In order to differentiate yourself as a media startup, you have to come up with an idea that’s focused on content or a common interest or idea. Most important, there has to be great writing and the site has to perform. It’s not the same volatility as building an app. It’s possible for an entrepreneur to do well here because the audience isn’t as binary.

Now that you're transitioning to a new role, where are you sourcing great ideas to continually reshape and innovate digital media?
When I was president and COO at BuzzFeed, I had my head down in the company for four years and couldn’t be more proud. We went from six million monthly unique visitors to north of 130 million unique visitors in that timespan. When a company is growing that fast -- and I had two young kids – I had no time to take nonspecific, open meetings. But now I’m suddenly having lots of coffees. I still love media and tech, and now I can come back to interesting people I met in those industries and ask what they’re up to.  
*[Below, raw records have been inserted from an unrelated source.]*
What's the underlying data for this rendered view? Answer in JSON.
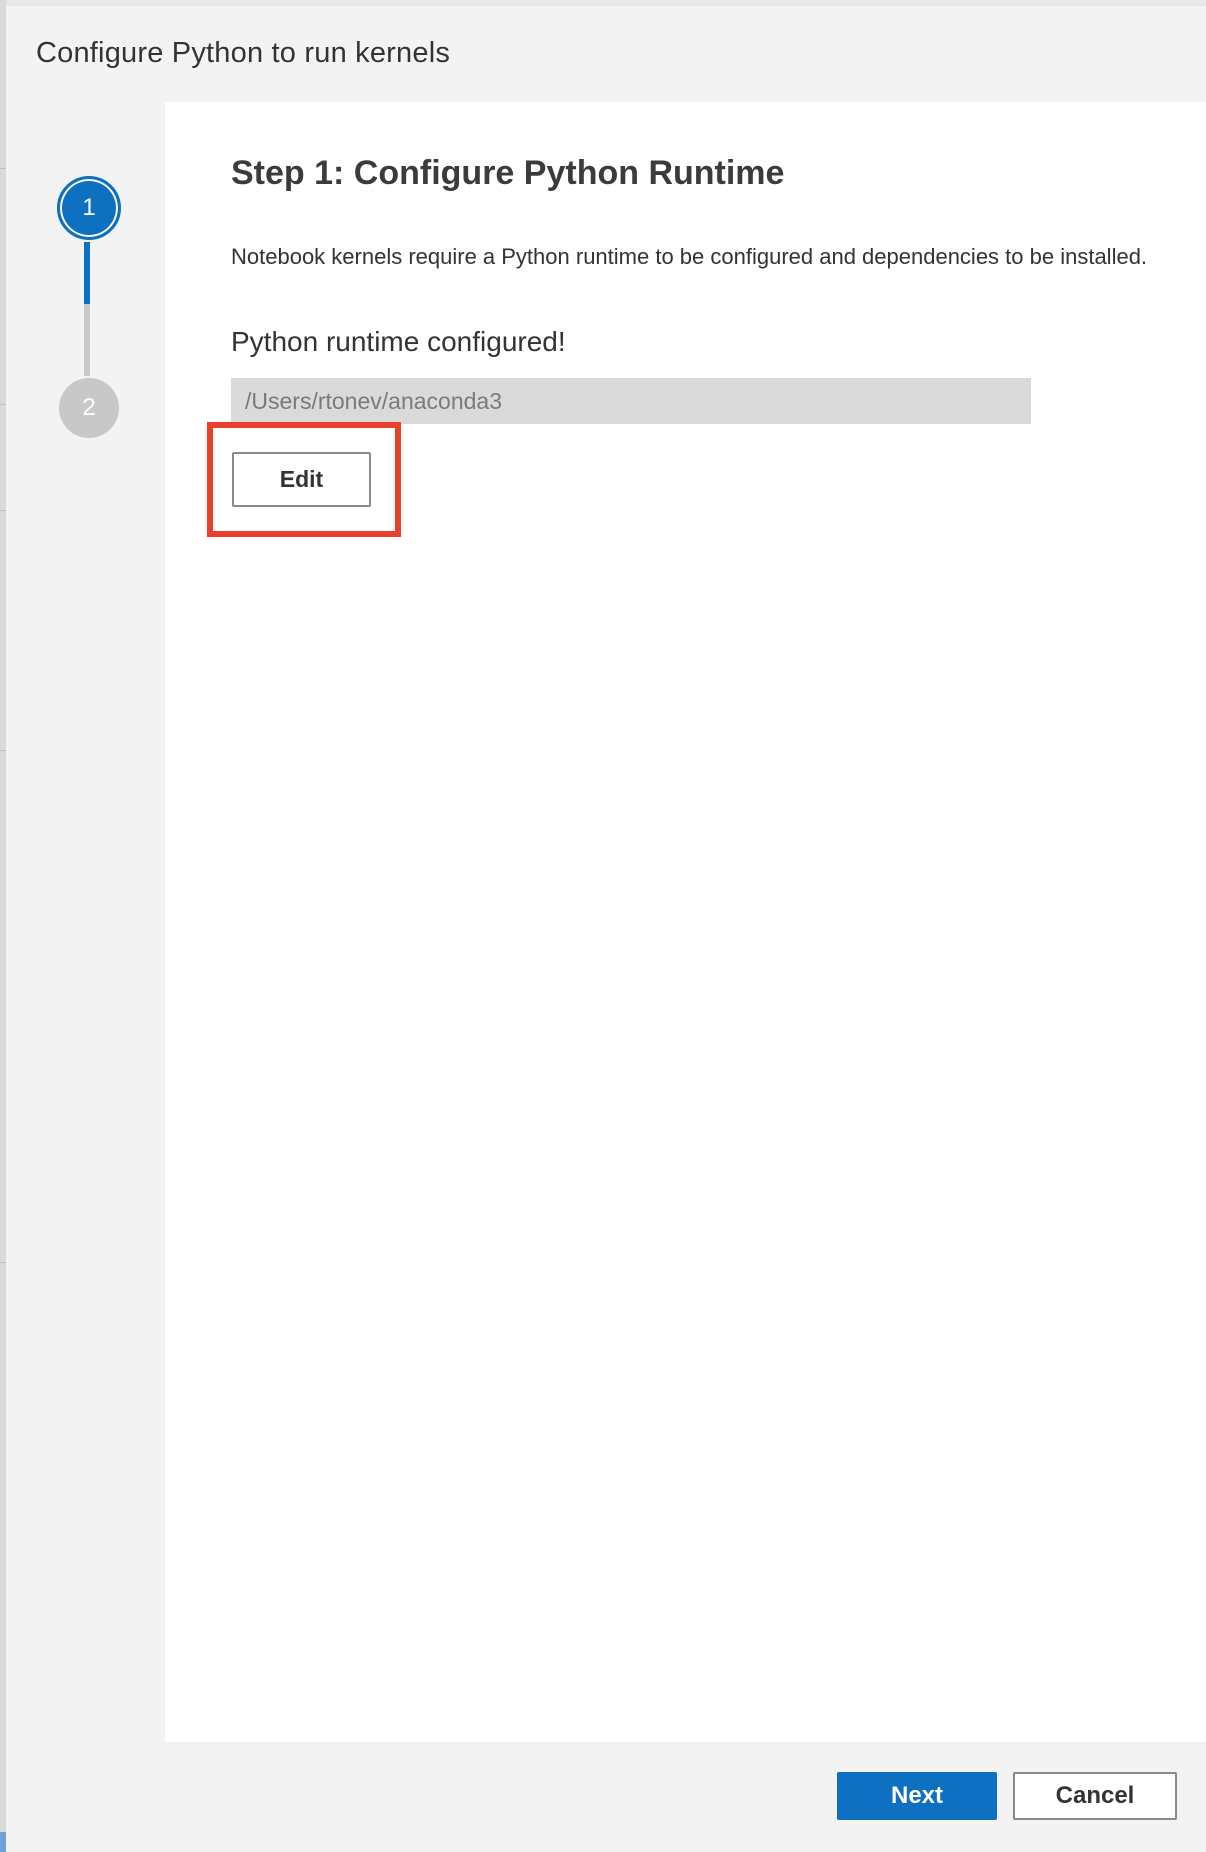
{
  "dialog": {
    "title": "Configure Python to run kernels"
  },
  "stepper": {
    "steps": [
      {
        "number": "1",
        "state": "active"
      },
      {
        "number": "2",
        "state": "inactive"
      }
    ]
  },
  "step1": {
    "heading": "Step 1: Configure Python Runtime",
    "description": "Notebook kernels require a Python runtime to be configured and dependencies to be installed.",
    "status": "Python runtime configured!",
    "runtime_path": "/Users/rtonev/anaconda3",
    "edit_label": "Edit"
  },
  "footer": {
    "next_label": "Next",
    "cancel_label": "Cancel"
  },
  "colors": {
    "accent": "#0e70c0",
    "highlight": "#e8402d",
    "inactive_step": "#c8c8c8"
  }
}
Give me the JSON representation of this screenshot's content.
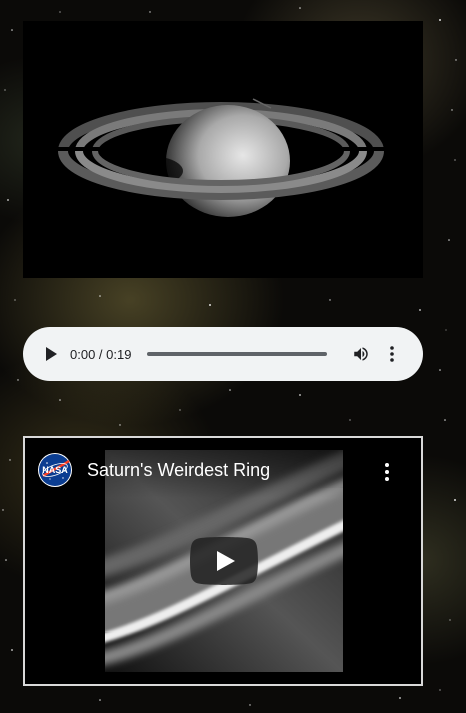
{
  "image": {
    "alt_icon": "saturn-image"
  },
  "audio": {
    "time_display": "0:00 / 0:19",
    "progress_fraction": 0,
    "icons": {
      "play": "play-icon",
      "volume": "volume-icon",
      "menu": "more-vert-icon"
    },
    "background_color": "#f1f3f4"
  },
  "video": {
    "title": "Saturn's Weirdest Ring",
    "channel_logo_text": "NASA",
    "icons": {
      "play": "youtube-play-icon",
      "menu": "more-vert-icon",
      "logo": "nasa-logo-icon"
    }
  }
}
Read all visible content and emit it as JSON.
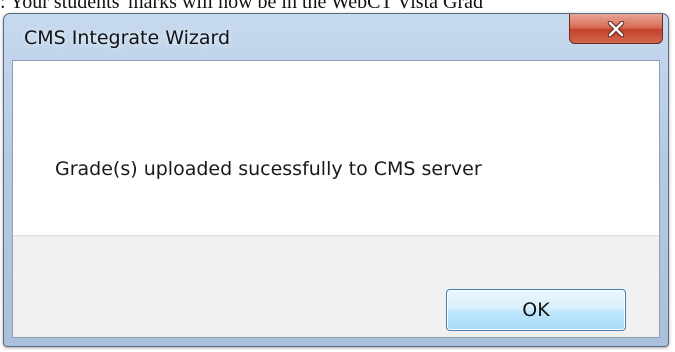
{
  "document": {
    "partial_text": ": Your students' marks will now be in the WebCT Vista Grad"
  },
  "dialog": {
    "title": "CMS Integrate Wizard",
    "message": "Grade(s) uploaded sucessfully to CMS server",
    "ok_label": "OK",
    "close_icon": "close-icon"
  }
}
In an AdWeek article about your departure from BuzzFeed, a Google exec noted that everyone at first viewed BuzzFeed as “a joke.” No one is laughing anymore, but how did you keep company morale trucking forward during those years as an underdog?
That struggle may have been the best thing that ever happened to us. We had a hard road always trying to prove ourselves, so we never had the media fall in and out of love with us. For example, the media loved and glorified Zynga and it led to complacency at the app company. When you fall in complacency you miss out on big things.

At first everyone thought BuzzFeed was a toy that would never be a serious media website. That gave us a lot of humility. I at the start was an inexperienced executive and no one thought I could grow a company. So when no one tells you you’re great and everyone doubts you, it makes you work harder.

Related: How Successful Entrepreneurs Confront Failure (Video)

You oversaw BuzzFeed go from 15 to 500 employees – what kind of critical people management skills did you pick up during that massive expansion?
Anyone that wants to be a manager of people and a member of a team can learn those skills. There are countless books that emphasize the same things: treat your staff with respect but be direct with them. That never changes.

But an interest, expertise and passion in subject matter are things you have to have yourself.

Everyone at BuzzFeed loves social media, web and pop culture and has a learner’s orientation with new apps and social platforms. You can’t learn that passion.

As a startup exec, how do you create scale amid rapid growth?
First, do all the processes and small tasks -- such as the decks, models, spreadsheets and pitches -- yourself, so that you’ll always have firsthand knowledge about the company. If you skip these tasks you’ll become a descaled executive who no longer knows how to roll up your sleeves.

Now when you do scale, the question is do you continue doing these tasks yourself, or do you take time to mentor and train the next person? When you can complete a task in less than an hour, but training the next person to do it can take four hours, you just have to buckle down and teach, trust and empower the next manager. Teach the new team member how to fish right that one time, that’s the key to being a good manager.

Related: Managing People Is an Art: 32 Ways to Do It Right